There’s a nice letter on KeysNet by Key Largo Fire and EMS District Chairman, Bob Thomas. According to a previous newspaper article, Tavernier taxpayers are inquiring about the possibility of the Key Largo Fire District taking over the Tavernier Volunteer Fire Department. The letter is a response to comments attributed to Monroe County Fire Chief James Callahan.
“If Tavernier went from career to volunteer, they would lose service,” Callahan said.
Tavernier was at one time staffed by all volunteers. But for years, the firehouse on the oceanside of mile marker 91 has become part of the county’s fire department network. Nine paid county firefighters, who are also emergency medical technicians, staff the station during its three daily shifts – three professionals per shift. Each shift is augmented by volunteers.
“The system works the way it is, and it’s a high level of service,” Callahan said.
In his letter, Mr. Thomas responds to these assertions.
Second, Monroe County Fire Chief James Callahan asserts that, because we are staffed by mostly volunteers to support seven paid, full-time members (this is called a combination department) that our firefighters are less than professional. He says that Tavernier would “lose service.” Nothing could be further from the truth.
Key Largo’s EMTs and firefighters are properly trained, consummate professionals and exhibit this daily. Many of these good people are cross trained fire/EMT and also work at other county fire stations.
Chief Callahan points out that the county, Tavernier Fire Department, has nine paid, full-time, people and the remainder are volunteers. Folks, that’s called a combination department, the same as Key Largo.
Tavernier citizens are requesting the switch because they currently pay $2.30 per $1,000 for fire service.
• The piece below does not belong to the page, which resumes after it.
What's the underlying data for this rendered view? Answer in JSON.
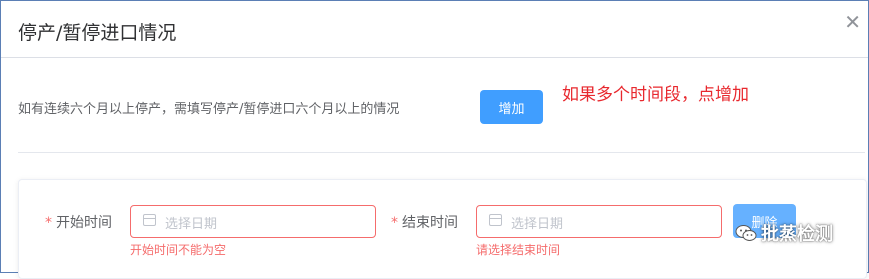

If service were provided by the Key Largo Fire District, they would pay $0.7956 per $1,000. In the original article, Chief Callahan was quoted as saying:
Any savings for Tavernier residents would [be] negligible if their district joins the Key Largo district, Callahan said.
“If you’re talking about a $300,000 house, you’re looking at something like a dollar a day difference,” he said. “That’s the price of a Coke.”
One dollar a day is $365 per year. For me that’s a couple trips to the grocery store or seven tanks of gas. It all adds up. Certainly if the service levels provided were different, the citizens would have a harder choice to make. Based on what I’ve read here, there is no reason to think there is any difference in service levels.